- Several employees had concerns regarding the new policies that were implemented; therefore, the director held a meeting with the entire staff to address the issues.

2. Subordinating

Subordinating conjunctions establish a cause-and-effect or any other kind of relationship between the main clause and a subordinate clause by acting as a link or glue between the two to join them together. In simpler terms, subordinating conjunctions are used to join independent and dependent clauses.

A dependent clause is one that always needs to be attached to an independent clause for it to make sense. However, an independent clause can stand on its own like a complete and functioning sentence without having to be attached to another sentence for it to make sense.

Subordinating conjunctions include words like 'because', 'if', 'although', 'since', 'until', and 'while'. These words are often used to introduce dependent clauses in a sentence.

For example,

- Because John woke up late in the morning, he missed his first lesson.

- John missed his first lesson because he woke up late this morning.

- He drank a glass of water because he was thirsty.

- Because he was thirsty, he drank a glass of water.

Adverbs can also function as subordinating conjunctions. These adverbs include 'until', 'after', or 'before'.

For example,

- You can leave the class after you have finished the test.

- After you have finished the test, you can leave the class.

3. Correlative

Correlative conjunctions always come in pairs, and they are used to join the elements in a sentence that are equal. These conjunctions are used to illustrate the relation that exists between two pairs within a sentence. Commonly used pairs include:

- Either

- Neither or nor

- Not and not only

- But also

- Both & and

- Whether & or

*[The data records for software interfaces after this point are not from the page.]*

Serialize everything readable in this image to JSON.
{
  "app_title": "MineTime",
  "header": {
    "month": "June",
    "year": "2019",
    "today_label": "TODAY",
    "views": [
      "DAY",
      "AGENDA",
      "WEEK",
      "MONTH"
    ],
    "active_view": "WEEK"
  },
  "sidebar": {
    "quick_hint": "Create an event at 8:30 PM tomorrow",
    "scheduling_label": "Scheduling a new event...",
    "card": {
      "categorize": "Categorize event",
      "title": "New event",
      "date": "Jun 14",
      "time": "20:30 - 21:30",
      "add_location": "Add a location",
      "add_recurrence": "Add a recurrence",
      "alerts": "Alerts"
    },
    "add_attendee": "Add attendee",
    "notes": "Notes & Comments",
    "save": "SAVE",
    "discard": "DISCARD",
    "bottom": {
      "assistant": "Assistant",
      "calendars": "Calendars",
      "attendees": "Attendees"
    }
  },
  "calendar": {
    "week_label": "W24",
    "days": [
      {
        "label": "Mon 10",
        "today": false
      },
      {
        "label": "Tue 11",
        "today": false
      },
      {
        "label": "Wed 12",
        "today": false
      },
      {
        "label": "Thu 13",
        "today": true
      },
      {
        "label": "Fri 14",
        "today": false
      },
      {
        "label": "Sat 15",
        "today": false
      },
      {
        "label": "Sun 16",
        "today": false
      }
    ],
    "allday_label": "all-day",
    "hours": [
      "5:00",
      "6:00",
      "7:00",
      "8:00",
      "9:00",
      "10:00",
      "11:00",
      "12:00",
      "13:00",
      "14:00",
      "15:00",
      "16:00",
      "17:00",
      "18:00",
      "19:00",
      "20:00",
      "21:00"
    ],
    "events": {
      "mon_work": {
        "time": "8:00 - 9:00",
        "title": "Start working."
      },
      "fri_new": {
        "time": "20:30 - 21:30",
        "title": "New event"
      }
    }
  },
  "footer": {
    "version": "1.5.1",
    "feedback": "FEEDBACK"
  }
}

The rule for using correlative conjunctions is that both elements you are joining together need to have the same grammatical form. It is essential for correlative conjunctions to use parallel structure. Let us look at a few examples to understand this.

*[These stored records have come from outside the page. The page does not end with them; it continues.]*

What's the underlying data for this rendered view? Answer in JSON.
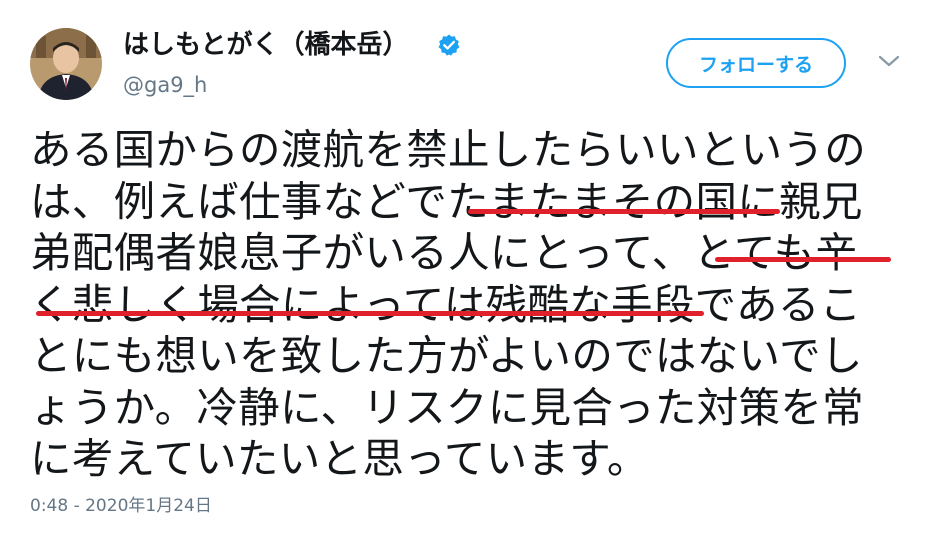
{
  "tweet": {
    "display_name": "はしもとがく（橋本岳）",
    "handle": "@ga9_h",
    "follow_label": "フォローする",
    "text_lines": [
      "ある国からの渡航を禁止したらいいというの",
      "は、例えば仕事などでたまたまその国に親兄",
      "弟配偶者娘息子がいる人にとって、とても辛",
      "く悲しく場合によっては残酷な手段であるこ",
      "とにも想いを致した方がよいのではないでし",
      "ょうか。冷静に、リスクに見合った対策を常",
      "に考えていたいと思っています。"
    ],
    "timestamp": "0:48 - 2020年1月24日"
  },
  "icons": {
    "verified": "verified-badge-icon",
    "more": "chevron-down-icon"
  },
  "colors": {
    "accent": "#1da1f2",
    "text": "#14171a",
    "secondary": "#657786",
    "underline": "#e0202a"
  }
}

- You can either study for the exam using class lecture material or data online.

- Not only am I finished studying for my history exam, but I am also finished writing my English essay.

Concluding Thoughts

It is essential to learn how to use conjunctions to improve your writing skills and connect words and broader ideas and concepts that can help you convey compelling and elegant messages to the reader.

You can use many websites to practice using conjunctions in sentences, ours included. Remember, practice makes perfect. Dedicate a portion of your day to learning how to use them appropriately. Also, practice writing sentences and ask your teacher to review them. We hope this was useful.